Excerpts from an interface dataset
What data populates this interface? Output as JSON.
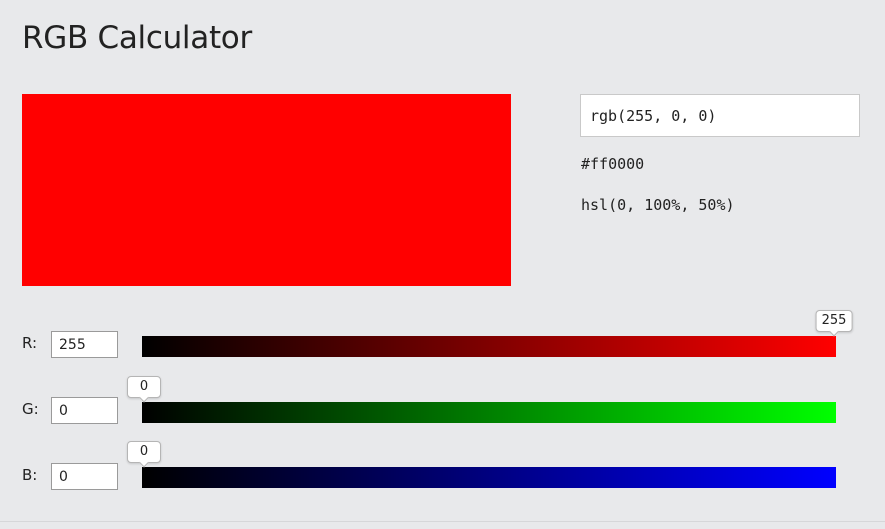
{
  "page": {
    "title": "RGB Calculator"
  },
  "color": {
    "preview_hex": "#ff0000",
    "rgb": "rgb(255, 0, 0)",
    "hex": "#ff0000",
    "hsl": "hsl(0, 100%, 50%)"
  },
  "channels": [
    {
      "label": "R:",
      "value": "255",
      "max": 255,
      "end_color": "#ff0000"
    },
    {
      "label": "G:",
      "value": "0",
      "max": 255,
      "end_color": "#00ff00"
    },
    {
      "label": "B:",
      "value": "0",
      "max": 255,
      "end_color": "#0000ff"
    }
  ]
}
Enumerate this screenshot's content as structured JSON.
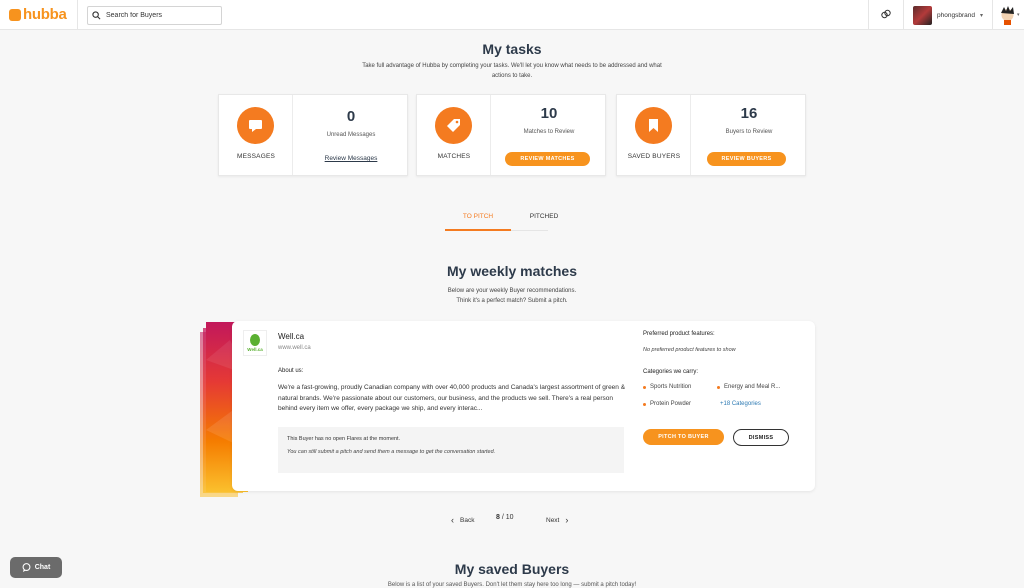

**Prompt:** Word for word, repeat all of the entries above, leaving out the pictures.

**Output below:**
What data populates this interface? Output as JSON.
{
  "page": {
    "title": "RGB Calculator"
  },
  "color": {
    "preview_hex": "#ff0000",
    "rgb": "rgb(255, 0, 0)",
    "hex": "#ff0000",
    "hsl": "hsl(0, 100%, 50%)"
  },
  "channels": [
    {
      "label": "R:",
      "value": "255",
      "max": 255,
      "end_color": "#ff0000"
    },
    {
      "label": "G:",
      "value": "0",
      "max": 255,
      "end_color": "#00ff00"
    },
    {
      "label": "B:",
      "value": "0",
      "max": 255,
      "end_color": "#0000ff"
    }
  ]
}
Enumerate this screenshot's content as structured JSON.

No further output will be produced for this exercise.